= Action item =
The output should be all lines of the entries below in which the word "time" occurs.
⁂
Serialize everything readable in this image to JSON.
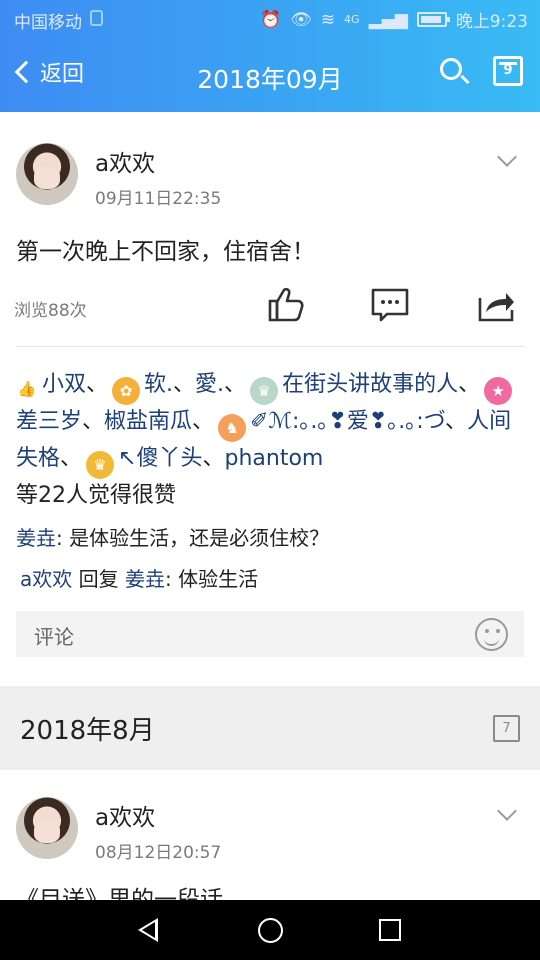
{
  "status": {
    "carrier": "中国移动",
    "network": "4G",
    "time": "晚上9:23"
  },
  "header": {
    "back_label": "返回",
    "title": "2018年09月",
    "calendar_day": "9"
  },
  "post1": {
    "user": "a欢欢",
    "time": "09月11日22:35",
    "content": "第一次晚上不回家，住宿舍！",
    "views": "浏览88次",
    "likes": {
      "names": [
        "小双",
        "软.",
        "愛.",
        "在街头讲故事的人",
        "差三岁",
        "椒盐南瓜",
        "✐ℳ:｡.｡❣爱❣｡.｡:づ",
        "人间失格",
        "↖傻丫头",
        "phantom"
      ],
      "summary": "等22人觉得很赞"
    },
    "comments": [
      {
        "name": "姜垚",
        "text": ": 是体验生活，还是必须住校？"
      },
      {
        "name": "a欢欢",
        "reply_word": "回复",
        "target": "姜垚",
        "text": ": 体验生活"
      }
    ],
    "comment_placeholder": "评论"
  },
  "section": {
    "month_label": "2018年8月",
    "calendar_day": "7"
  },
  "post2": {
    "user": "a欢欢",
    "time": "08月12日20:57",
    "content_partial": "《目送》里的一段话"
  },
  "colors": {
    "header_start": "#3e8cf3",
    "header_end": "#39bbf4",
    "name_link": "#1d3f7a"
  },
  "icons": [
    "back-chevron-icon",
    "search-icon",
    "calendar-icon",
    "thumbs-up-icon",
    "comment-icon",
    "share-icon",
    "chevron-down-icon",
    "emoji-icon",
    "nav-back-icon",
    "nav-home-icon",
    "nav-recent-icon"
  ]
}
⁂
= Reply =
    "time": "晚上9:23"
    "time": "09月11日22:35",
    "time": "08月12日20:57",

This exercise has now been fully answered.